» AIM OF THE TASK
Copy out the whole listing exactly as written, leaving the pictures behind.

» INPUT DATA

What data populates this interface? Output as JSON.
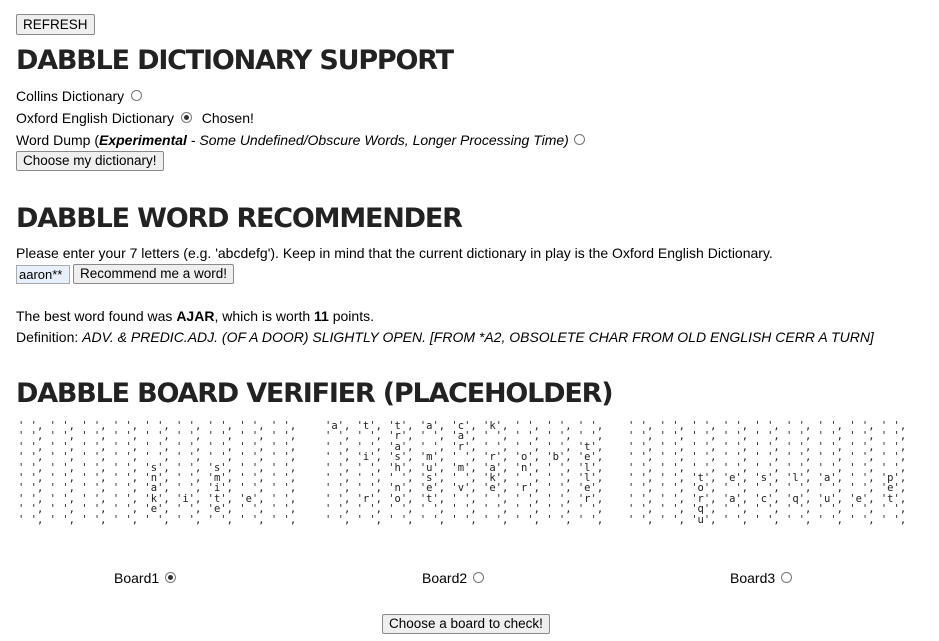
{
  "refresh_label": "REFRESH",
  "dictionary_section": {
    "title": "DABBLE DICTIONARY SUPPORT",
    "options": [
      {
        "label": "Collins Dictionary",
        "selected": false
      },
      {
        "label": "Oxford English Dictionary",
        "selected": true,
        "status": "Chosen!"
      },
      {
        "label_prefix": "Word Dump (",
        "label_bold": "Experimental",
        "label_rest": " - Some Undefined/Obscure Words, Longer Processing Time)",
        "selected": false
      }
    ],
    "choose_button": "Choose my dictionary!"
  },
  "recommender_section": {
    "title": "DABBLE WORD RECOMMENDER",
    "instructions": "Please enter your 7 letters (e.g. 'abcdefg'). Keep in mind that the current dictionary in play is the Oxford English Dictionary.",
    "input_value": "aaron**",
    "recommend_button": "Recommend me a word!",
    "result_prefix": "The best word found was ",
    "result_word": "AJAR",
    "result_mid": ", which is worth ",
    "result_points": "11",
    "result_suffix": " points.",
    "definition_label": "Definition: ",
    "definition_text": "ADV. & PREDIC.ADJ. (OF A DOOR) SLIGHTLY OPEN. [FROM *A2, OBSOLETE CHAR FROM OLD ENGLISH CERR A TURN]"
  },
  "verifier_section": {
    "title": "DABBLE BOARD VERIFIER (PLACEHOLDER)",
    "boards": [
      {
        "label": "Board1",
        "selected": true,
        "rows": [
          "' ', ' ', ' ', ' ', ' ', ' ', ' ', ' ', ' ',",
          "' ', ' ', ' ', ' ', ' ', ' ', ' ', ' ', ' ',",
          "' ', ' ', ' ', ' ', ' ', ' ', ' ', ' ', ' ',",
          "' ', ' ', ' ', ' ', ' ', ' ', ' ', ' ', ' ',",
          "' ', ' ', ' ', ' ', 's', ' ', 's', ' ', ' ',",
          "' ', ' ', ' ', ' ', 'n', ' ', 'm', ' ', ' ',",
          "' ', ' ', ' ', ' ', 'a', ' ', 'i', ' ', ' ',",
          "' ', ' ', ' ', ' ', 'k', 'i', 't', 'e', ' ',",
          "' ', ' ', ' ', ' ', 'e', ' ', 'e', ' ', ' ',",
          "' ', ' ', ' ', ' ', ' ', ' ', ' ', ' ', ' ',"
        ]
      },
      {
        "label": "Board2",
        "selected": false,
        "rows": [
          "'a', 't', 't', 'a', 'c', 'k', ' ', ' ', ' ',",
          "' ', ' ', 'r', ' ', 'a', ' ', ' ', ' ', ' ',",
          "' ', ' ', 'a', ' ', 'r', ' ', ' ', ' ', 't',",
          "' ', 'i', 's', 'm', ' ', 'r', 'o', 'b', 'e',",
          "' ', ' ', 'h', 'u', 'm', 'a', 'n', ' ', 'l',",
          "' ', ' ', ' ', 's', ' ', 'k', ' ', ' ', 'l',",
          "' ', ' ', 'n', 'e', 'v', 'e', 'r', ' ', 'e',",
          "' ', 'r', 'o', 't', ' ', ' ', ' ', ' ', 'r',",
          "' ', ' ', ' ', ' ', ' ', ' ', ' ', ' ', ' ',",
          "' ', ' ', ' ', ' ', ' ', ' ', ' ', ' ', ' ',"
        ]
      },
      {
        "label": "Board3",
        "selected": false,
        "rows": [
          "' ', ' ', ' ', ' ', ' ', ' ', ' ', ' ', ' ',",
          "' ', ' ', ' ', ' ', ' ', ' ', ' ', ' ', ' ',",
          "' ', ' ', ' ', ' ', ' ', ' ', ' ', ' ', ' ',",
          "' ', ' ', ' ', ' ', ' ', ' ', ' ', ' ', ' ',",
          "' ', ' ', ' ', ' ', ' ', ' ', ' ', ' ', ' ',",
          "' ', ' ', 't', 'e', 's', 'l', 'a', ' ', 'p',",
          "' ', ' ', 'o', ' ', ' ', ' ', ' ', ' ', 'e',",
          "' ', ' ', 'r', 'a', 'c', 'q', 'u', 'e', 't',",
          "' ', ' ', 'q', ' ', ' ', ' ', ' ', ' ', ' ',",
          "' ', ' ', 'u', ' ', ' ', ' ', ' ', ' ', ' ',"
        ]
      }
    ],
    "check_button": "Choose a board to check!"
  }
}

» EXERCISE ANSWER
What data populates this interface? Output as JSON.
{
  "refresh_label": "REFRESH",
  "dictionary_section": {
    "title": "DABBLE DICTIONARY SUPPORT",
    "options": [
      {
        "label": "Collins Dictionary",
        "selected": false
      },
      {
        "label": "Oxford English Dictionary",
        "selected": true,
        "status": "Chosen!"
      },
      {
        "label_prefix": "Word Dump (",
        "label_bold": "Experimental",
        "label_rest": " - Some Undefined/Obscure Words, Longer Processing Time)",
        "selected": false
      }
    ],
    "choose_button": "Choose my dictionary!"
  },
  "recommender_section": {
    "title": "DABBLE WORD RECOMMENDER",
    "instructions": "Please enter your 7 letters (e.g. 'abcdefg'). Keep in mind that the current dictionary in play is the Oxford English Dictionary.",
    "input_value": "aaron**",
    "recommend_button": "Recommend me a word!",
    "result_prefix": "The best word found was ",
    "result_word": "AJAR",
    "result_mid": ", which is worth ",
    "result_points": "11",
    "result_suffix": " points.",
    "definition_label": "Definition: ",
    "definition_text": "ADV. & PREDIC.ADJ. (OF A DOOR) SLIGHTLY OPEN. [FROM *A2, OBSOLETE CHAR FROM OLD ENGLISH CERR A TURN]"
  },
  "verifier_section": {
    "title": "DABBLE BOARD VERIFIER (PLACEHOLDER)",
    "boards": [
      {
        "label": "Board1",
        "selected": true,
        "rows": [
          "' ', ' ', ' ', ' ', ' ', ' ', ' ', ' ', ' ',",
          "' ', ' ', ' ', ' ', ' ', ' ', ' ', ' ', ' ',",
          "' ', ' ', ' ', ' ', ' ', ' ', ' ', ' ', ' ',",
          "' ', ' ', ' ', ' ', ' ', ' ', ' ', ' ', ' ',",
          "' ', ' ', ' ', ' ', 's', ' ', 's', ' ', ' ',",
          "' ', ' ', ' ', ' ', 'n', ' ', 'm', ' ', ' ',",
          "' ', ' ', ' ', ' ', 'a', ' ', 'i', ' ', ' ',",
          "' ', ' ', ' ', ' ', 'k', 'i', 't', 'e', ' ',",
          "' ', ' ', ' ', ' ', 'e', ' ', 'e', ' ', ' ',",
          "' ', ' ', ' ', ' ', ' ', ' ', ' ', ' ', ' ',"
        ]
      },
      {
        "label": "Board2",
        "selected": false,
        "rows": [
          "'a', 't', 't', 'a', 'c', 'k', ' ', ' ', ' ',",
          "' ', ' ', 'r', ' ', 'a', ' ', ' ', ' ', ' ',",
          "' ', ' ', 'a', ' ', 'r', ' ', ' ', ' ', 't',",
          "' ', 'i', 's', 'm', ' ', 'r', 'o', 'b', 'e',",
          "' ', ' ', 'h', 'u', 'm', 'a', 'n', ' ', 'l',",
          "' ', ' ', ' ', 's', ' ', 'k', ' ', ' ', 'l',",
          "' ', ' ', 'n', 'e', 'v', 'e', 'r', ' ', 'e',",
          "' ', 'r', 'o', 't', ' ', ' ', ' ', ' ', 'r',",
          "' ', ' ', ' ', ' ', ' ', ' ', ' ', ' ', ' ',",
          "' ', ' ', ' ', ' ', ' ', ' ', ' ', ' ', ' ',"
        ]
      },
      {
        "label": "Board3",
        "selected": false,
        "rows": [
          "' ', ' ', ' ', ' ', ' ', ' ', ' ', ' ', ' ',",
          "' ', ' ', ' ', ' ', ' ', ' ', ' ', ' ', ' ',",
          "' ', ' ', ' ', ' ', ' ', ' ', ' ', ' ', ' ',",
          "' ', ' ', ' ', ' ', ' ', ' ', ' ', ' ', ' ',",
          "' ', ' ', ' ', ' ', ' ', ' ', ' ', ' ', ' ',",
          "' ', ' ', 't', 'e', 's', 'l', 'a', ' ', 'p',",
          "' ', ' ', 'o', ' ', ' ', ' ', ' ', ' ', 'e',",
          "' ', ' ', 'r', 'a', 'c', 'q', 'u', 'e', 't',",
          "' ', ' ', 'q', ' ', ' ', ' ', ' ', ' ', ' ',",
          "' ', ' ', 'u', ' ', ' ', ' ', ' ', ' ', ' ',"
        ]
      }
    ],
    "check_button": "Choose a board to check!"
  }
}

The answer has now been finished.